Election Day LawnsCampaign signs stuck into yards outside of Irving Elementary in Maywood during a local election last year. VFP file photo.

Tuesday, December 2, 2014 || Originally Published: November 21, 2014 by Chicago Tribune || Sally Ho || Updated: 1:47 PM

Hundreds of school board candidates in suburban Cook County may have to schlep into Chicago to claim a spot on the ballot for the April election, a change prompted by state law that some fear will discourage suburbanites from seeking elective office.

“All of us have to go down there. We’ll be in a line from the Loop to Lake Michigan,” said Bill Dussling, school board president of Arlington Heights-based Township High School District 214, who announced he will run for office again. “It’s just ridiculous.”

A new state law requires all school board candidates to file to their respective county commissions. Previously, those looking to serve their local community would file directly to the school district headquarters.

The April 7, 2015, consolidated election marks the first time that the Cook County clerk’s office will handle and oversee candidate petitions and objections for the roughly 140 suburban school districts in its jurisdiction. About 700 candidates are expected to turn in their petitions during the Dec. 15-22 filing period, said Courtney Greve, a county clerk’s spokeswoman.

Greve said the office has not received complaints from would-be candidates, but officials are now organizing suburban outposts for the first day of filing. The locations haven’t been finalized.

The suburban spots will lessen the burden of the change to downtown, as most candidates file on the first day anyway, Greve said.

Still, Dussling thinks the change will discourage candidates from putting in the effort to collect the paperwork needed to run for office, noting that those suburban locations are not yet established.

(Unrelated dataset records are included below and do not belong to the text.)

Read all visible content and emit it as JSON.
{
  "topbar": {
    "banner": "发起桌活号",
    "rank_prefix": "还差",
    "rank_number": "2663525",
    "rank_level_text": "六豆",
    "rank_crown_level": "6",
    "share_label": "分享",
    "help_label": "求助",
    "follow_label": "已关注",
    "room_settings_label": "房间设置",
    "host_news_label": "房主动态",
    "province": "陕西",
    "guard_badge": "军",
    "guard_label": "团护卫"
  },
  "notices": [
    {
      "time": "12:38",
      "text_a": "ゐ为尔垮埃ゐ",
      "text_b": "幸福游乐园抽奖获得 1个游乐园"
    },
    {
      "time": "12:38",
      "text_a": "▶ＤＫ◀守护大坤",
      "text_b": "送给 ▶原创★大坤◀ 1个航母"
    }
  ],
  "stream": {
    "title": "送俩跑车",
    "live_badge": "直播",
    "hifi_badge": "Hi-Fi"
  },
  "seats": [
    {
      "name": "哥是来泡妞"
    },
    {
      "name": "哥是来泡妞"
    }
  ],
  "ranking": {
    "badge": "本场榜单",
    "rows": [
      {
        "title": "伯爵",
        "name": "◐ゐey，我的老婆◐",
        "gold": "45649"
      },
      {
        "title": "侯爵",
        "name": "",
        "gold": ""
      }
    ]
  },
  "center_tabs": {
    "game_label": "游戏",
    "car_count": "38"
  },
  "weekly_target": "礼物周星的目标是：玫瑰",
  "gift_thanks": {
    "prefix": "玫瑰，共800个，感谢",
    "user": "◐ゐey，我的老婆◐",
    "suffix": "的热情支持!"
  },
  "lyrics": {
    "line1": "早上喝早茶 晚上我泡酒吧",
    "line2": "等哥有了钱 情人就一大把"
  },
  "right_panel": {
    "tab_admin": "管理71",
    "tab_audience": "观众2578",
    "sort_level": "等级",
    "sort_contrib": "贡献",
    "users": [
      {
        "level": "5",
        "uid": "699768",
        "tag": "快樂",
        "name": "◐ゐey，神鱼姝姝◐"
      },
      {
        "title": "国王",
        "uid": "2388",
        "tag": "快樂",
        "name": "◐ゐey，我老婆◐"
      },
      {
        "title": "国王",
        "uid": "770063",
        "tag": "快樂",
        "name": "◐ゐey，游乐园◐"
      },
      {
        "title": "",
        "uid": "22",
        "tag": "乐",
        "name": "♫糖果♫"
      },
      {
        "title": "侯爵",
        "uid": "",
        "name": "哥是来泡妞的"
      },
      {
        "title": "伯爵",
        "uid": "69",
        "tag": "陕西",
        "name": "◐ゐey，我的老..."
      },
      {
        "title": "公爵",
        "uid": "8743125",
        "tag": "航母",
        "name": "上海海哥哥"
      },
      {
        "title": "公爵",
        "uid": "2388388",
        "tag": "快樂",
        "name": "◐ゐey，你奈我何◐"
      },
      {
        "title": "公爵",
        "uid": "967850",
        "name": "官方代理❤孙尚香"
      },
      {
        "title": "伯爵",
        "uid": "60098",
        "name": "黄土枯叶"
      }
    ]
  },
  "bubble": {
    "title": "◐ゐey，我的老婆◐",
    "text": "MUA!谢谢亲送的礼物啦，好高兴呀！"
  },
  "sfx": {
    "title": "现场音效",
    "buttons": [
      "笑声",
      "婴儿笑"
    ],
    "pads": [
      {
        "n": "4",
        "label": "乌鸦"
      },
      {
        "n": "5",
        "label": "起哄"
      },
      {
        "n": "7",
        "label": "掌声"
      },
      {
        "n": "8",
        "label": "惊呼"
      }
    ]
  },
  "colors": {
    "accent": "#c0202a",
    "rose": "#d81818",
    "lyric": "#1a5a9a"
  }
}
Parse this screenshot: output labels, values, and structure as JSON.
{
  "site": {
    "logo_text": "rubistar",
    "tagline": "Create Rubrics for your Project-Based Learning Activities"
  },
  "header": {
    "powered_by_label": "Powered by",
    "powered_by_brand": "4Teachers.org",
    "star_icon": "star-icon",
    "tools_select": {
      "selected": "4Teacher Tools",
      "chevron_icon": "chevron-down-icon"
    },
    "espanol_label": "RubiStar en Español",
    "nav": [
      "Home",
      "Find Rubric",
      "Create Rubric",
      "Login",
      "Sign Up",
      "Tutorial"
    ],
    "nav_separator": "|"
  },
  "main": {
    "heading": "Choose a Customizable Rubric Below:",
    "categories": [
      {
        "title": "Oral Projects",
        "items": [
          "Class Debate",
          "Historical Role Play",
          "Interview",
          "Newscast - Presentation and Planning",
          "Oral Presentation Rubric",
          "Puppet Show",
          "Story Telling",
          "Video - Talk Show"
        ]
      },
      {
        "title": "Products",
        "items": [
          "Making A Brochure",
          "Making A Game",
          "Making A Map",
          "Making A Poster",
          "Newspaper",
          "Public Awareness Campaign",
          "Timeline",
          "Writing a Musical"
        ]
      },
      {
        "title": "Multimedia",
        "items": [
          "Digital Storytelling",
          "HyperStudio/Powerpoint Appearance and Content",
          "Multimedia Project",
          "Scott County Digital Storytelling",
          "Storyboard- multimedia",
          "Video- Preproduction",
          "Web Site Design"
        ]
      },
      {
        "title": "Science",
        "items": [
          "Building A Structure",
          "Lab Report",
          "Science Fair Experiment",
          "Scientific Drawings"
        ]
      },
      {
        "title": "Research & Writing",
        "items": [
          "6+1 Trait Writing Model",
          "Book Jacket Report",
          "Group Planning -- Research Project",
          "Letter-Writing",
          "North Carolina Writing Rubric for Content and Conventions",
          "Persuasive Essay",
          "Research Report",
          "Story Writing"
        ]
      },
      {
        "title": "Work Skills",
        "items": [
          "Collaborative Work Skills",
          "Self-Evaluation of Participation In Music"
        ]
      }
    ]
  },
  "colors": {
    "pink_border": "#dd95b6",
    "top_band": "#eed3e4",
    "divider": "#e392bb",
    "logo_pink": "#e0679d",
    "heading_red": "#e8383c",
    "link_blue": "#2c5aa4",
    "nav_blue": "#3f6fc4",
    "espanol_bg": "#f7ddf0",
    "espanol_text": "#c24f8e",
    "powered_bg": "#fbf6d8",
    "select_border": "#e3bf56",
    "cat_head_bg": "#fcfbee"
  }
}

“What it means is that anybody who doesn’t file on the first day is probably going to have to go downtown,” he said. “If you’re trying to get people interested in running for positions — gosh, this doesn’t seem like the way to do it.”

The county said it is “very comfortable” handling the school board candidate filings because it already does so for countywide offices, including the Cook County Board of Commissioners and the Metropolitan Water Reclamation District of Greater Chicago.

“It’s a process we do anyway, but it’s a process we typically do for the even-year elections. Now we’re doing it for the odd-year elections,” Greve said.

Greve also said that having the county handle the local election filings will help smooth out the objections process. Instead of each district cobbling together an electoral board when candidates or petitions are challenged, all cases will be heard by county officials who will be dedicated election law experts.

“I think it’s really a move to make it, hopefully, more efficient and more uniform in how the cases are handled and, hopefully, a speedier process so that the ballot can be resolved in a timely fashion,” Greve said.

Still, not everyone is happy with the new law mandating the change. The Illinois Association of School Boards, which advises hundreds of schools on policy changes, said it lobbied against the law because it takes away the role and expertise of the local school districts.

“(The school districts) were really well-prepared to handle the elections. Now we’re not so sure how (the county is) prepared,” said Jim Russell, associate executive director of the association.

The new law only changes things for school boards. It does not affect the elected boards of other local offices, such as townships, park districts, library districts, fire protection districts, village boards or city councils. Those candidates will continue to file directly to the government agency itself. VFP